RSV vaccine: a Belgian scientific success story
Developed in the Belgian facilities of GSK's pharmaceutical laboratory, Arexvy is the world's first vaccine to combat Respiratory Syncytial Virus (RSV).
RSV is a very common virus with a general structure similar to that of other viruses such as influenza or coronavirus. It occurs seasonally, in October and April in the northern hemisphere, and in May and October in the southern hemisphere, and affects all age groups.
In infants, it can cause bronchiolitis. But when it strikes elderly people who are immunocompromised or suffer from cardiopulmonary comorbidities, it aggravates pre-existing conditions such as asthma and heart failure, and causes complications such as pneumonia.
The virus is responsible for 500,000 hospitalisations and 30,000 associated deaths every year in developed countries, including about 20,000 in Europe.
Long considered to be one of the major challenges in vaccinology, the fight against RSV has been the subject of studies around the world since the 1960s. Research was complicated by the uncontrolled inflammatory responses triggered by the first types of vaccine, which were based on virus inactivation technologies with an aluminium-based adjuvant.
GSK has been conducting research in Belgium for some thirty years.
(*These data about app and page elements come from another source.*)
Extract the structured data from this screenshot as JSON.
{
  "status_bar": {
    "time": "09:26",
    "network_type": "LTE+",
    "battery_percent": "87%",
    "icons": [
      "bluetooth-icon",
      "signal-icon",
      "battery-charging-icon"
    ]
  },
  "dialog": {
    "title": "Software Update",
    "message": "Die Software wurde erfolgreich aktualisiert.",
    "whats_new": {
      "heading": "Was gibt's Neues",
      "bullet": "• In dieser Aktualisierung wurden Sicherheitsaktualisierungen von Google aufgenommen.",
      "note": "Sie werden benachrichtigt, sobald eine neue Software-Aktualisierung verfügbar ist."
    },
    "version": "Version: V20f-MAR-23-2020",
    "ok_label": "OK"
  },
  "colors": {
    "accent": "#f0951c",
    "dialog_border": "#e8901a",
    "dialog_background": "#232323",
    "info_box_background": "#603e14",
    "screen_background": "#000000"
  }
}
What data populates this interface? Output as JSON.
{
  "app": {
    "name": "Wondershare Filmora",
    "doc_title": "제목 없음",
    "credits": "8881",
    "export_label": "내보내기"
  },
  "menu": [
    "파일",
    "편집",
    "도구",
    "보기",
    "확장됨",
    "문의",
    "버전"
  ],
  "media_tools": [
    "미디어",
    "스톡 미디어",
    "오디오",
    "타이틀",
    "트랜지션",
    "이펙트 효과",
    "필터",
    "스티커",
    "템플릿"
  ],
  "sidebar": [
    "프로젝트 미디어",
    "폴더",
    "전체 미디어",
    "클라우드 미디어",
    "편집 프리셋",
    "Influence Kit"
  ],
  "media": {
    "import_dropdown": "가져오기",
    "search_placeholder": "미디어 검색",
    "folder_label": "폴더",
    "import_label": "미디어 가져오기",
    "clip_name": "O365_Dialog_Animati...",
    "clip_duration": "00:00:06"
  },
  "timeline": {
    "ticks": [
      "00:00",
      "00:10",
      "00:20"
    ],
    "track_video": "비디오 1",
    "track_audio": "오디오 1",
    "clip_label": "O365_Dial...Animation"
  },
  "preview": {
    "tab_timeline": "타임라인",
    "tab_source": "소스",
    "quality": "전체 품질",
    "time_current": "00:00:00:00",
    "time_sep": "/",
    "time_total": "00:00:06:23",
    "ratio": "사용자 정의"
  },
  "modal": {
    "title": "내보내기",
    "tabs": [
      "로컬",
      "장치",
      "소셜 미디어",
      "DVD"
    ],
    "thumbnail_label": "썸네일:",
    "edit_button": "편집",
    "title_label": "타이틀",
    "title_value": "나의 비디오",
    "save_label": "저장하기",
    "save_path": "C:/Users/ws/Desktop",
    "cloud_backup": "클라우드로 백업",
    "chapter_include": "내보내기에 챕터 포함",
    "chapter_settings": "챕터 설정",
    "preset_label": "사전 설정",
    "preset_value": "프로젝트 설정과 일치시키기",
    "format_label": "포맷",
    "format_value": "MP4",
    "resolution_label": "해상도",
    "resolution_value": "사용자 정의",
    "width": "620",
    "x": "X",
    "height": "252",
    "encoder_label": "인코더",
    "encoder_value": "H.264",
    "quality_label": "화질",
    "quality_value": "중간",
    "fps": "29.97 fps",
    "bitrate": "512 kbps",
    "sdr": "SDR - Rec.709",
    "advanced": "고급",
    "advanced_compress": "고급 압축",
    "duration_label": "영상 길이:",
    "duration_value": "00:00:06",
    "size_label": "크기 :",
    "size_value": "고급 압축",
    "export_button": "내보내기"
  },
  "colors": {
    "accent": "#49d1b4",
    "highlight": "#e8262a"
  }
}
The first clinical studies launched in the 1990s even had to be halted for two other candidate vaccines against the same virus, one paediatric, the other maternal.
However, the RSV vaccine for people aged 60 and over has already been registered in the United States, and more recently in the European Union.
The Arexvy vaccine is currently in mass production at the Wavre facility and will be ready to be administered as early as next autumn.